Records drawn from a dataset:
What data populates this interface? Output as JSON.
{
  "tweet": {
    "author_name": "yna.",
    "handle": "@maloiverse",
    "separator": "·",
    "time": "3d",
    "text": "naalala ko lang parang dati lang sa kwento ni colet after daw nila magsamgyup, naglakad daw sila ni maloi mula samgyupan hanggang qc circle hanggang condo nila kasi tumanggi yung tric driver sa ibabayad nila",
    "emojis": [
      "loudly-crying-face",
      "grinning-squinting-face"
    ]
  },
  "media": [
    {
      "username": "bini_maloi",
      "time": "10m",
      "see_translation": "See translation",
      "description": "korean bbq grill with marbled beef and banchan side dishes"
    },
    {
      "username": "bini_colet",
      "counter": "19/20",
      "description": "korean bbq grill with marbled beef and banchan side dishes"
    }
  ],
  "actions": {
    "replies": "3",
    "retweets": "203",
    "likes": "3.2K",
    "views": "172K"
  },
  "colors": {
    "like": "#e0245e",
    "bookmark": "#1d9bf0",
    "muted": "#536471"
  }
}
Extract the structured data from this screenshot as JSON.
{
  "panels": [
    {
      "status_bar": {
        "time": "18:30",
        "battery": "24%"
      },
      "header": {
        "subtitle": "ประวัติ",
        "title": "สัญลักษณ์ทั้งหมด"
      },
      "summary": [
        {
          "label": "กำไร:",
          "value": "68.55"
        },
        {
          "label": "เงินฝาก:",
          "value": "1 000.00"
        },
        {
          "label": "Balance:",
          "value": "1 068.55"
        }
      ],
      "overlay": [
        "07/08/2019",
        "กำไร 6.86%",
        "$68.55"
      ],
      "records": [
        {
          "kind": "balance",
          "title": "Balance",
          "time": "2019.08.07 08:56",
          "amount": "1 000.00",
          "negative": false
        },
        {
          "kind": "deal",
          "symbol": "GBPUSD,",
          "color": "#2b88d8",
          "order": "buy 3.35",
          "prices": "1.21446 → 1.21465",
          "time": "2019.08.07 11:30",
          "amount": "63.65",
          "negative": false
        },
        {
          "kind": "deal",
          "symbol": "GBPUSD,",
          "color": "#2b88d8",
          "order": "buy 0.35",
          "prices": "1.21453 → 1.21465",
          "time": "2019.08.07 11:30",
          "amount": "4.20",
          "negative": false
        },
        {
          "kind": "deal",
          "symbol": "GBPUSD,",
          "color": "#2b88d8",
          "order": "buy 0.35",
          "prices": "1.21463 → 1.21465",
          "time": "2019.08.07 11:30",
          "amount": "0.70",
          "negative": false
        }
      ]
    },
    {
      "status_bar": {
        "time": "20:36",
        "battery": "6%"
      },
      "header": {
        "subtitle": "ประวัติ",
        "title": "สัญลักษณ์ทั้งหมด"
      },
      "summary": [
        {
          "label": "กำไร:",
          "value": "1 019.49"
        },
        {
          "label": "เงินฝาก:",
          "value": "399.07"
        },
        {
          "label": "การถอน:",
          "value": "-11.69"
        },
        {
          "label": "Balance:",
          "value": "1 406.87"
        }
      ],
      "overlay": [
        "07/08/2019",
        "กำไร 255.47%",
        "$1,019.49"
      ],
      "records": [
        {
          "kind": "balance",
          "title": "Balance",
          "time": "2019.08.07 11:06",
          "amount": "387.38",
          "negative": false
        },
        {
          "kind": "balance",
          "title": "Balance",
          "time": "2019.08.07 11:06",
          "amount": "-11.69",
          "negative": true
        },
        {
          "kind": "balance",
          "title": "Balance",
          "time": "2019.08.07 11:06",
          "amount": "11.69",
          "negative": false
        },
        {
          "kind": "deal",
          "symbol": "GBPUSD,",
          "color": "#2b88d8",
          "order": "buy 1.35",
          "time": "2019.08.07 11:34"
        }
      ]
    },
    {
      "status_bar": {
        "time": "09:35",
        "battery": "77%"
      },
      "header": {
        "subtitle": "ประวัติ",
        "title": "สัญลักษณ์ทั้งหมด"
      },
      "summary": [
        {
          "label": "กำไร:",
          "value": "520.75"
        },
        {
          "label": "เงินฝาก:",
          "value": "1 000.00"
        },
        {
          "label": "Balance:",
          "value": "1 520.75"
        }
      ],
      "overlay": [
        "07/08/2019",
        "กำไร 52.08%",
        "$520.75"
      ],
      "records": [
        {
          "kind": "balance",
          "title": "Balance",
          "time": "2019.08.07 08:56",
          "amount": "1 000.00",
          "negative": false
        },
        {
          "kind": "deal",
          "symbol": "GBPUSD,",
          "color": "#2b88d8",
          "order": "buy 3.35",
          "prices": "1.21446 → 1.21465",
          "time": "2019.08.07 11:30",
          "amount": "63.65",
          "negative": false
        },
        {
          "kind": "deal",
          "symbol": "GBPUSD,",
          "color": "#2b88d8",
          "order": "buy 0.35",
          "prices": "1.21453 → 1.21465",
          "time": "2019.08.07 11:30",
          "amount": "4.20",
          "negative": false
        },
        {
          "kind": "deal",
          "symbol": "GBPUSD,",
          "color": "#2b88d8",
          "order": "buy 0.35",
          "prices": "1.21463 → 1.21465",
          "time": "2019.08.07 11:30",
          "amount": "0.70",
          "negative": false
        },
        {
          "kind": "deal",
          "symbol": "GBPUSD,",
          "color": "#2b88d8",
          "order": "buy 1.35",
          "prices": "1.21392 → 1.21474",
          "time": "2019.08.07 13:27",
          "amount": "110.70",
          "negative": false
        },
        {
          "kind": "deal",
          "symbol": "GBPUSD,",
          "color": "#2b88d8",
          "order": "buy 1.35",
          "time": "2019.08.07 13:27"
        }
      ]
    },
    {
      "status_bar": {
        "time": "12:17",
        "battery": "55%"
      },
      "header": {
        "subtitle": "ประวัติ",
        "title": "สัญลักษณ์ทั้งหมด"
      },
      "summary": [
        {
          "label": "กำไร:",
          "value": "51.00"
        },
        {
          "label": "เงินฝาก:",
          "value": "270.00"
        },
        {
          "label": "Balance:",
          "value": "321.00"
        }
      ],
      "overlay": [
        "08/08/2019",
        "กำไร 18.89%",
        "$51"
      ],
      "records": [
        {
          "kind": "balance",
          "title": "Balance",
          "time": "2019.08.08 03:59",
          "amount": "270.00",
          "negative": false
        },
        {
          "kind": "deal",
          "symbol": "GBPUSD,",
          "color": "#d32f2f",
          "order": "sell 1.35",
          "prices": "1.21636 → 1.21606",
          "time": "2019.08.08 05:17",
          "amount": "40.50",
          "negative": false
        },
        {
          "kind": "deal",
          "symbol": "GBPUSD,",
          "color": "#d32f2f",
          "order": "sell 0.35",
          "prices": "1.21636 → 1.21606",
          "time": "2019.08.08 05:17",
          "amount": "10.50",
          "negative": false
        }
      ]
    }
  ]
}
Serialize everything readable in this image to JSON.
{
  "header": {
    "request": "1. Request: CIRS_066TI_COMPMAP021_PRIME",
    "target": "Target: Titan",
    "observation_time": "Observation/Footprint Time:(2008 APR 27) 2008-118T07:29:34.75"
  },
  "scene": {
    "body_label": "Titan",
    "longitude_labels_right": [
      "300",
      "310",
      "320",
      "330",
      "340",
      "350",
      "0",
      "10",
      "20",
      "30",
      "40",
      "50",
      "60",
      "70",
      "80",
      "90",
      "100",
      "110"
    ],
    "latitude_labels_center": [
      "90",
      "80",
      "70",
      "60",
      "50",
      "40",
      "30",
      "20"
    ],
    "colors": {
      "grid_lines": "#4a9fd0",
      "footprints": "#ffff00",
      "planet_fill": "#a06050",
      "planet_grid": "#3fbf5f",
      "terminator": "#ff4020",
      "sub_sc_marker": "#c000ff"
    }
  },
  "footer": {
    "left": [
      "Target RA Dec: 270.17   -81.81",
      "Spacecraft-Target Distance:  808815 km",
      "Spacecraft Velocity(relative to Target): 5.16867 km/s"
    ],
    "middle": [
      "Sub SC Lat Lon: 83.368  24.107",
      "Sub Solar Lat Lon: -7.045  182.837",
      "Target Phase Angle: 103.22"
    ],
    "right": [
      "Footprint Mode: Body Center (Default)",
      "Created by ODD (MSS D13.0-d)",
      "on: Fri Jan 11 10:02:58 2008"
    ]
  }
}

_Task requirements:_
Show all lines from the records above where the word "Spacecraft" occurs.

_Completed exercise:_
      "Spacecraft-Target Distance:  808815 km",
      "Spacecraft Velocity(relative to Target): 5.16867 km/s"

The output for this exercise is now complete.